Delano’s 40 issue run on Hellblazer was as prolific in character creation as John Byrne and Chris Claremont’s run on X-Men almost a decade prior.
Garth Ennis would replace Delano on the book for the Vertigo line, and take the character in decidedly far darker places. Constantine was no longer aimed to be the “loveable rogue,” but more the guy whose girlfriends keep dying, and you should just stay away from. By the time Warren Ellis got the book, Constantine was under a lot of pressure in the real world. It was definitely pushing the envelope. And Warren Ellis, with his being an archetype of British fiction and the weird (Just read the synopsis for Crooked Little Vein, Planetary, or Transmetropolitan), he took the character in a direction the book couldn’t survive. He wrote a story called “Shoot,” which was about a school shooting in America, just months before Columbine, and in it, John witnesses multiple school shootings and concludes that the shooters and their victims are victims of social, political, and cultural forces that have hollowed them out. The book was not to be released as written. Editorial staff refused. Ellis, after weeks of arguing, told Karen Berger, head of Vertigo, that if they wanted to change the story they could, but they’d have to take his name off the book. And he resigned.
The original version of the story leaked, and the comics community rallied to Ellis’ defense, but it was too late.
Over the years since, during Brian Azzarello’s run on the book, they allowed Constantine to age in real time, something that is rare in comics. So by the mid 2000s, John Constantine reached his mid to late-fifties. And by 2012, it became time for John to die. They wrote the most interesting final issue, after allowing John to get married, die, escape death, and then into the ending.
After years of being affected by John’s life, Gemma, his niece, expresses her hatred for him. In the end, John tells her to shoot him with a supernatural gun that would erase him from existence.
And she does.

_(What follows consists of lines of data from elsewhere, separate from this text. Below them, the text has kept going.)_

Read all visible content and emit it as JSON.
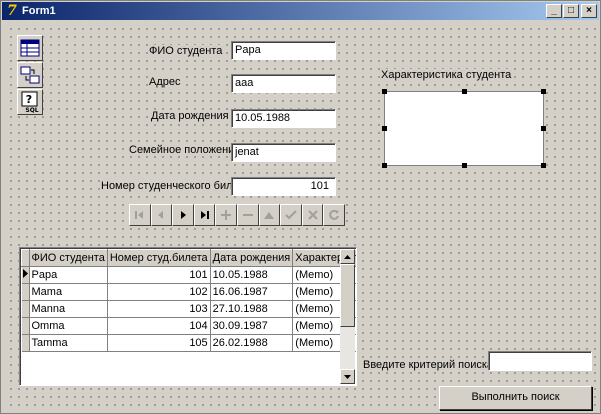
{
  "window": {
    "title": "Form1"
  },
  "toolbar_icons": [
    "table-icon",
    "import-export-icon",
    "sql-query-icon"
  ],
  "form": {
    "fio_label": "ФИО студента",
    "fio_value": "Papa",
    "address_label": "Адрес",
    "address_value": "aaa",
    "birth_label": "Дата рождения",
    "birth_value": "10.05.1988",
    "marital_label": "Семейное положение",
    "marital_value": "jenat",
    "card_label": "Номер студенческого билета",
    "card_value": "101",
    "memo_label": "Характеристика студента"
  },
  "navigator": [
    "first",
    "prior",
    "next",
    "last",
    "insert",
    "delete",
    "edit",
    "post",
    "cancel",
    "refresh"
  ],
  "grid": {
    "columns": [
      "ФИО студента",
      "Номер студ.билета",
      "Дата рождения",
      "Характеристика"
    ],
    "rows": [
      [
        "Papa",
        "101",
        "10.05.1988",
        "(Memo)"
      ],
      [
        "Mama",
        "102",
        "16.06.1987",
        "(Memo)"
      ],
      [
        "Manna",
        "103",
        "27.10.1988",
        "(Memo)"
      ],
      [
        "Omma",
        "104",
        "30.09.1987",
        "(Memo)"
      ],
      [
        "Tamma",
        "105",
        "26.02.1988",
        "(Memo)"
      ]
    ]
  },
  "search": {
    "label": "Введите  критерий поиска",
    "value": "",
    "button_label": "Выполнить поиск"
  }
}
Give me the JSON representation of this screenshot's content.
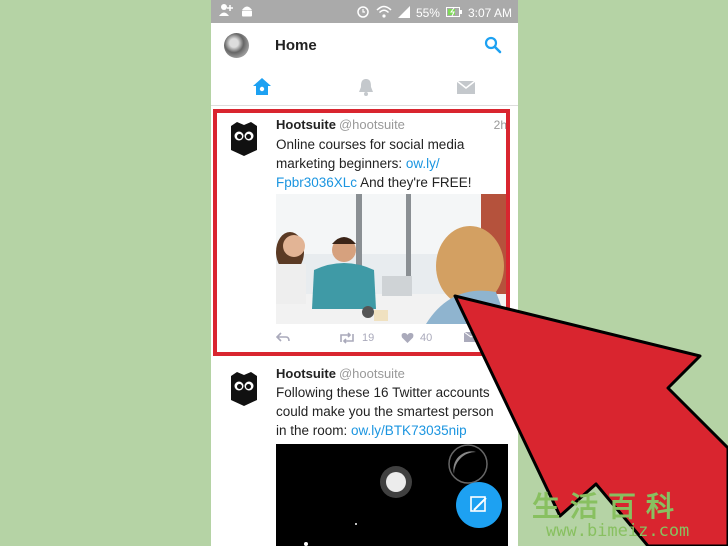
{
  "status_bar": {
    "battery": "55%",
    "time": "3:07 AM"
  },
  "header": {
    "title": "Home"
  },
  "tabs": [
    {
      "icon": "home-icon",
      "active": true
    },
    {
      "icon": "bell-icon",
      "active": false
    },
    {
      "icon": "envelope-icon",
      "active": false
    }
  ],
  "tweets": [
    {
      "name": "Hootsuite",
      "handle": "@hootsuite",
      "time": "2h",
      "text_lines": [
        "Online courses for social media",
        "marketing beginners: "
      ],
      "link1": "ow.ly/",
      "link2": "Fpbr3036XLc",
      "text_tail": " And they're FREE!",
      "retweets": "19",
      "likes": "40"
    },
    {
      "name": "Hootsuite",
      "handle": "@hootsuite",
      "text_lines": [
        "Following these 16 Twitter accounts",
        "could make you the smartest person",
        "in the room: "
      ],
      "link": "ow.ly/BTK73035nip"
    }
  ],
  "watermark": {
    "chinese": "生活百科",
    "url": "www.bimeiz.com"
  },
  "colors": {
    "background": "#b5d3a5",
    "accent": "#1da1f2",
    "highlight": "#d9252f",
    "status_bar": "#aaaaaa"
  }
}
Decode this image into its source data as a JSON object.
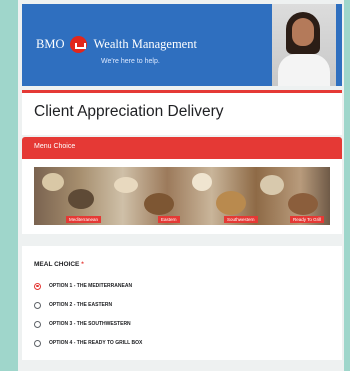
{
  "banner": {
    "brand_left": "BMO",
    "brand_right": "Wealth Management",
    "tagline": "We're here to help."
  },
  "form": {
    "title": "Client Appreciation Delivery",
    "section_label": "Menu Choice",
    "image_tags": [
      "Mediterranean",
      "Eastern",
      "Southwestern",
      "Ready To Grill"
    ]
  },
  "question": {
    "label": "MEAL CHOICE",
    "required_mark": "*",
    "options": [
      {
        "label": "OPTION 1 - THE MEDITERRANEAN",
        "selected": true
      },
      {
        "label": "OPTION 2 - THE EASTERN",
        "selected": false
      },
      {
        "label": "OPTION 3 - THE SOUTHWESTERN",
        "selected": false
      },
      {
        "label": "OPTION 4 - THE READY TO GRILL BOX",
        "selected": false
      }
    ]
  },
  "colors": {
    "accent": "#e53935",
    "banner_blue": "#2f6fbf",
    "background": "#9fd6cb"
  }
}
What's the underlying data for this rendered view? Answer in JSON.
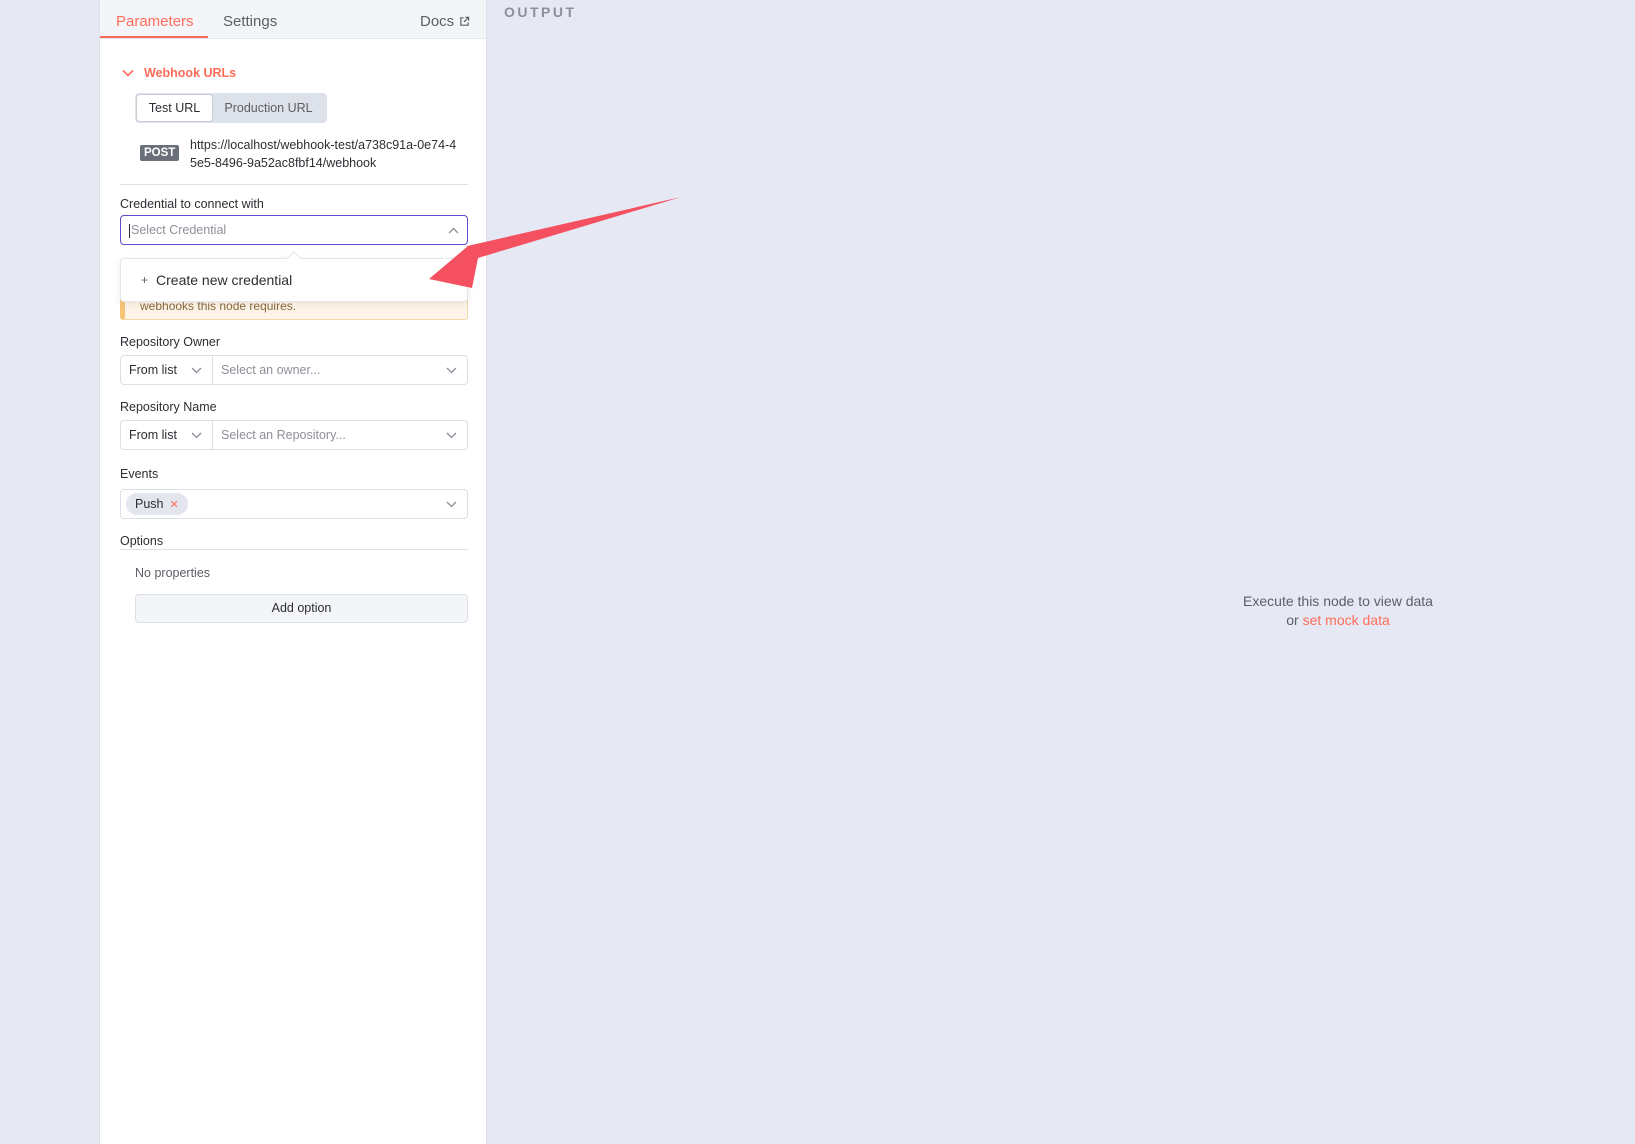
{
  "tabs": {
    "parameters": "Parameters",
    "settings": "Settings",
    "docs": "Docs"
  },
  "webhook": {
    "section_title": "Webhook URLs",
    "test_url_label": "Test URL",
    "production_url_label": "Production URL",
    "method": "POST",
    "url": "https://localhost/webhook-test/a738c91a-0e74-45e5-8496-9a52ac8fbf14/webhook"
  },
  "credential": {
    "label": "Credential to connect with",
    "placeholder": "Select Credential",
    "dropdown_item": "Create new credential",
    "warning_text": "webhooks this node requires."
  },
  "repository_owner": {
    "label": "Repository Owner",
    "mode": "From list",
    "placeholder": "Select an owner..."
  },
  "repository_name": {
    "label": "Repository Name",
    "mode": "From list",
    "placeholder": "Select an Repository..."
  },
  "events": {
    "label": "Events",
    "selected": [
      "Push"
    ]
  },
  "options": {
    "label": "Options",
    "empty": "No properties",
    "add_button": "Add option"
  },
  "output": {
    "title": "OUTPUT",
    "empty_line1": "Execute this node to view data",
    "empty_or": "or",
    "mock_link": "set mock data"
  },
  "colors": {
    "accent": "#ff6d5a",
    "focus_border": "#5b4dc8",
    "annotation_arrow": "#f4505f"
  }
}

The final three pages are the most ambiguous in Hellblazer history, and I won’t spoil them here. It’d be wrong. Go check it out! Itt certainly would never be the end for John Constantine. DC decided that all of it’s intellectual properties would be rolled into one in the New 52. Wildstorm, Vertigo, and all imprints of DC would be closed, and the New 52 would see all DC’s owned characters together in one universe. And Constantine would join the Justice League. Sort of. The series would disappoint long time Constantine fans, by shying away from how dark the series typically would be, but overall was a success.
But why is Constantine such a big deal? No I didn’t forget that question. Constantine is a big deal, because he is the side of DC that you don’t see. The fire and brimstone, the magic, the darkness, and all the elements of comics that for all intents and purposes, were killed in the 1950s with the dawn of the Comics Code, but DC wouldn’t have it. They created Vertigo in a step in the direction of doing away with the code, and since then, the Code has disappeared entirely. The censorship that hung heavy over comics for decades, was killed. And it was in part due to Constantine, and Vertigo, and all titles similar, including Gaiman’s Sandman and Books of Magic.
Constantine is one of DC’s biggest supernatural characters, having battled Heaven, Hell, and everything in between. With Guillermo Del Toro wanting to do a Justice League Dark film, and DC announcing that an iteration of the team would appear on the show [I’m hoping to see Deadman!] Constantine has a big future ahead of him, and he’s paving the way for other projects, like Sandman and Swamp Thing and any other dark title DC has been keeping on the back burner.
But does this show spell the end for Justice League Dark? It’s hard to say. Considering DC left Sandman off the announced films list last week due to it not being related to the Justice League film universe, there’s still hope for Justice League Dark.